[Data entries]
________

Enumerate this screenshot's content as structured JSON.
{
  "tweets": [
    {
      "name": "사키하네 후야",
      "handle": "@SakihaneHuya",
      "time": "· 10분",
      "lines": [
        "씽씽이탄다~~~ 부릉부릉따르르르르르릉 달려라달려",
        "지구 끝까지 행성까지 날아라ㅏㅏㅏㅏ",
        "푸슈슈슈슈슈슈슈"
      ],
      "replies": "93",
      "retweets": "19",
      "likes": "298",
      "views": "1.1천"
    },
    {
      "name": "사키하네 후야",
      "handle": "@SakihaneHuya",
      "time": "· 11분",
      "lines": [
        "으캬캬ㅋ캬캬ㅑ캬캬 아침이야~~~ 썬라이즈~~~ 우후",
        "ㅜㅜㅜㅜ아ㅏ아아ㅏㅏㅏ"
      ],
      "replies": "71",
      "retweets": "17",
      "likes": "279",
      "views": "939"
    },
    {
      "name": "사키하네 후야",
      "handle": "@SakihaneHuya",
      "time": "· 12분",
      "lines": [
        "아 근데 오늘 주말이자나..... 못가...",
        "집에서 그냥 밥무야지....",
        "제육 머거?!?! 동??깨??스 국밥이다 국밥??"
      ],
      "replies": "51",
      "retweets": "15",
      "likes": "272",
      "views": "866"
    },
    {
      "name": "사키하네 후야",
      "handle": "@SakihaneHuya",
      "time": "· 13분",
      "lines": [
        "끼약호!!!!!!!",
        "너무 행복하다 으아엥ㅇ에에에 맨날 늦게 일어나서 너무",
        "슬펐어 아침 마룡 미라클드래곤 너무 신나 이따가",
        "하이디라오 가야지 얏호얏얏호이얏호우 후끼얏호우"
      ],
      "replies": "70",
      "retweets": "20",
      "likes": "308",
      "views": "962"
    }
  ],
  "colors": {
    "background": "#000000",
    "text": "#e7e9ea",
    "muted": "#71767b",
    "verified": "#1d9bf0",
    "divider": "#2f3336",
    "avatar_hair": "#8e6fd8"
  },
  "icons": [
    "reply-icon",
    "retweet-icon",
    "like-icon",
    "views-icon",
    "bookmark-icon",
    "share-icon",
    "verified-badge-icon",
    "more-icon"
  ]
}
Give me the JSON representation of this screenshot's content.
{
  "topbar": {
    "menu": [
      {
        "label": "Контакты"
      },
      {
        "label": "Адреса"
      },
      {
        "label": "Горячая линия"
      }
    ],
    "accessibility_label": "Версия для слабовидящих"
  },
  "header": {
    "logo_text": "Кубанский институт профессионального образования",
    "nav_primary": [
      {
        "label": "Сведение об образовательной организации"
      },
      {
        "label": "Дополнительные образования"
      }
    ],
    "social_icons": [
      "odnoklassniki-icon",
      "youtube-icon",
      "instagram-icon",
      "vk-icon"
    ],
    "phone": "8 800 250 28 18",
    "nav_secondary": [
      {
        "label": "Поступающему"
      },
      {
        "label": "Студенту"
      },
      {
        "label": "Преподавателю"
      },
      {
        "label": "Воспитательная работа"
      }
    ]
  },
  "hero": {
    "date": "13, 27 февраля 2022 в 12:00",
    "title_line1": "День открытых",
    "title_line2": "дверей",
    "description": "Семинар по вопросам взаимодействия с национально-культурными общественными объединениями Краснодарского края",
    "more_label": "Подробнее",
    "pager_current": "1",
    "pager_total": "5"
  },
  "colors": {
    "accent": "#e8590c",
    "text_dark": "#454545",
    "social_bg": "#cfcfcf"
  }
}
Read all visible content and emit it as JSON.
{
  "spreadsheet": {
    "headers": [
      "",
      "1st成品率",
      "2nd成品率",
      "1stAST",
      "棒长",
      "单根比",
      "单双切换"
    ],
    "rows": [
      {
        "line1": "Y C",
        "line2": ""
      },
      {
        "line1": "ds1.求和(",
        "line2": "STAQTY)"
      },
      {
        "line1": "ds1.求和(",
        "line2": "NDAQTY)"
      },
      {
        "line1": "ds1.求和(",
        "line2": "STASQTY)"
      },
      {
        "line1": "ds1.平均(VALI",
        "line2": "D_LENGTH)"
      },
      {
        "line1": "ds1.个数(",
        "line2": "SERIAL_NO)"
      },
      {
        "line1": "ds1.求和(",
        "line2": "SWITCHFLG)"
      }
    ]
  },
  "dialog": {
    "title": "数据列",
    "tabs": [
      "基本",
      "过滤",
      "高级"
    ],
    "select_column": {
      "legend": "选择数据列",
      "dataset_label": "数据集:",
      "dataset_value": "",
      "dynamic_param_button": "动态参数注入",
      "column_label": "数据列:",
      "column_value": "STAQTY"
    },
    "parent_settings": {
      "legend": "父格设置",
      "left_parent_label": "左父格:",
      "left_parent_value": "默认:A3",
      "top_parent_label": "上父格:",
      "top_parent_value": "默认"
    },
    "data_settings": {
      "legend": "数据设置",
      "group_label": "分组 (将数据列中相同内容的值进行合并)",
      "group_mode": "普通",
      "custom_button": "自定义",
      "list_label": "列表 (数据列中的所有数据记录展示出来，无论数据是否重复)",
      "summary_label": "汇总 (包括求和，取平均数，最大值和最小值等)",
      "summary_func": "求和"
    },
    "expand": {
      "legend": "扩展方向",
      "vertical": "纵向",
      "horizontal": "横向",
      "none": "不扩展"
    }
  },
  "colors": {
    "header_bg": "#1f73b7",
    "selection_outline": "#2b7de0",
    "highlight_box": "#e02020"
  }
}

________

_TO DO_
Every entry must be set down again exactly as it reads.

_YOUR RESPONSE_
Enumerate this screenshot's content as structured JSON.
{
  "tweets": [
    {
      "name": "사키하네 후야",
      "handle": "@SakihaneHuya",
      "time": "· 10분",
      "lines": [
        "씽씽이탄다~~~ 부릉부릉따르르르르르릉 달려라달려",
        "지구 끝까지 행성까지 날아라ㅏㅏㅏㅏ",
        "푸슈슈슈슈슈슈슈"
      ],
      "replies": "93",
      "retweets": "19",
      "likes": "298",
      "views": "1.1천"
    },
    {
      "name": "사키하네 후야",
      "handle": "@SakihaneHuya",
      "time": "· 11분",
      "lines": [
        "으캬캬ㅋ캬캬ㅑ캬캬 아침이야~~~ 썬라이즈~~~ 우후",
        "ㅜㅜㅜㅜ아ㅏ아아ㅏㅏㅏ"
      ],
      "replies": "71",
      "retweets": "17",
      "likes": "279",
      "views": "939"
    },
    {
      "name": "사키하네 후야",
      "handle": "@SakihaneHuya",
      "time": "· 12분",
      "lines": [
        "아 근데 오늘 주말이자나..... 못가...",
        "집에서 그냥 밥무야지....",
        "제육 머거?!?! 동??깨??스 국밥이다 국밥??"
      ],
      "replies": "51",
      "retweets": "15",
      "likes": "272",
      "views": "866"
    },
    {
      "name": "사키하네 후야",
      "handle": "@SakihaneHuya",
      "time": "· 13분",
      "lines": [
        "끼약호!!!!!!!",
        "너무 행복하다 으아엥ㅇ에에에 맨날 늦게 일어나서 너무",
        "슬펐어 아침 마룡 미라클드래곤 너무 신나 이따가",
        "하이디라오 가야지 얏호얏얏호이얏호우 후끼얏호우"
      ],
      "replies": "70",
      "retweets": "20",
      "likes": "308",
      "views": "962"
    }
  ],
  "colors": {
    "background": "#000000",
    "text": "#e7e9ea",
    "muted": "#71767b",
    "verified": "#1d9bf0",
    "divider": "#2f3336",
    "avatar_hair": "#8e6fd8"
  },
  "icons": [
    "reply-icon",
    "retweet-icon",
    "like-icon",
    "views-icon",
    "bookmark-icon",
    "share-icon",
    "verified-badge-icon",
    "more-icon"
  ]
}
Give me the JSON representation of this screenshot's content.
{
  "topbar": {
    "menu": [
      {
        "label": "Контакты"
      },
      {
        "label": "Адреса"
      },
      {
        "label": "Горячая линия"
      }
    ],
    "accessibility_label": "Версия для слабовидящих"
  },
  "header": {
    "logo_text": "Кубанский институт профессионального образования",
    "nav_primary": [
      {
        "label": "Сведение об образовательной организации"
      },
      {
        "label": "Дополнительные образования"
      }
    ],
    "social_icons": [
      "odnoklassniki-icon",
      "youtube-icon",
      "instagram-icon",
      "vk-icon"
    ],
    "phone": "8 800 250 28 18",
    "nav_secondary": [
      {
        "label": "Поступающему"
      },
      {
        "label": "Студенту"
      },
      {
        "label": "Преподавателю"
      },
      {
        "label": "Воспитательная работа"
      }
    ]
  },
  "hero": {
    "date": "13, 27 февраля 2022 в 12:00",
    "title_line1": "День открытых",
    "title_line2": "дверей",
    "description": "Семинар по вопросам взаимодействия с национально-культурными общественными объединениями Краснодарского края",
    "more_label": "Подробнее",
    "pager_current": "1",
    "pager_total": "5"
  },
  "colors": {
    "accent": "#e8590c",
    "text_dark": "#454545",
    "social_bg": "#cfcfcf"
  }
}
Read all visible content and emit it as JSON.
{
  "spreadsheet": {
    "headers": [
      "",
      "1st成品率",
      "2nd成品率",
      "1stAST",
      "棒长",
      "单根比",
      "单双切换"
    ],
    "rows": [
      {
        "line1": "Y C",
        "line2": ""
      },
      {
        "line1": "ds1.求和(",
        "line2": "STAQTY)"
      },
      {
        "line1": "ds1.求和(",
        "line2": "NDAQTY)"
      },
      {
        "line1": "ds1.求和(",
        "line2": "STASQTY)"
      },
      {
        "line1": "ds1.平均(VALI",
        "line2": "D_LENGTH)"
      },
      {
        "line1": "ds1.个数(",
        "line2": "SERIAL_NO)"
      },
      {
        "line1": "ds1.求和(",
        "line2": "SWITCHFLG)"
      }
    ]
  },
  "dialog": {
    "title": "数据列",
    "tabs": [
      "基本",
      "过滤",
      "高级"
    ],
    "select_column": {
      "legend": "选择数据列",
      "dataset_label": "数据集:",
      "dataset_value": "",
      "dynamic_param_button": "动态参数注入",
      "column_label": "数据列:",
      "column_value": "STAQTY"
    },
    "parent_settings": {
      "legend": "父格设置",
      "left_parent_label": "左父格:",
      "left_parent_value": "默认:A3",
      "top_parent_label": "上父格:",
      "top_parent_value": "默认"
    },
    "data_settings": {
      "legend": "数据设置",
      "group_label": "分组 (将数据列中相同内容的值进行合并)",
      "group_mode": "普通",
      "custom_button": "自定义",
      "list_label": "列表 (数据列中的所有数据记录展示出来，无论数据是否重复)",
      "summary_label": "汇总 (包括求和，取平均数，最大值和最小值等)",
      "summary_func": "求和"
    },
    "expand": {
      "legend": "扩展方向",
      "vertical": "纵向",
      "horizontal": "横向",
      "none": "不扩展"
    }
  },
  "colors": {
    "header_bg": "#1f73b7",
    "selection_outline": "#2b7de0",
    "highlight_box": "#e02020"
  }
}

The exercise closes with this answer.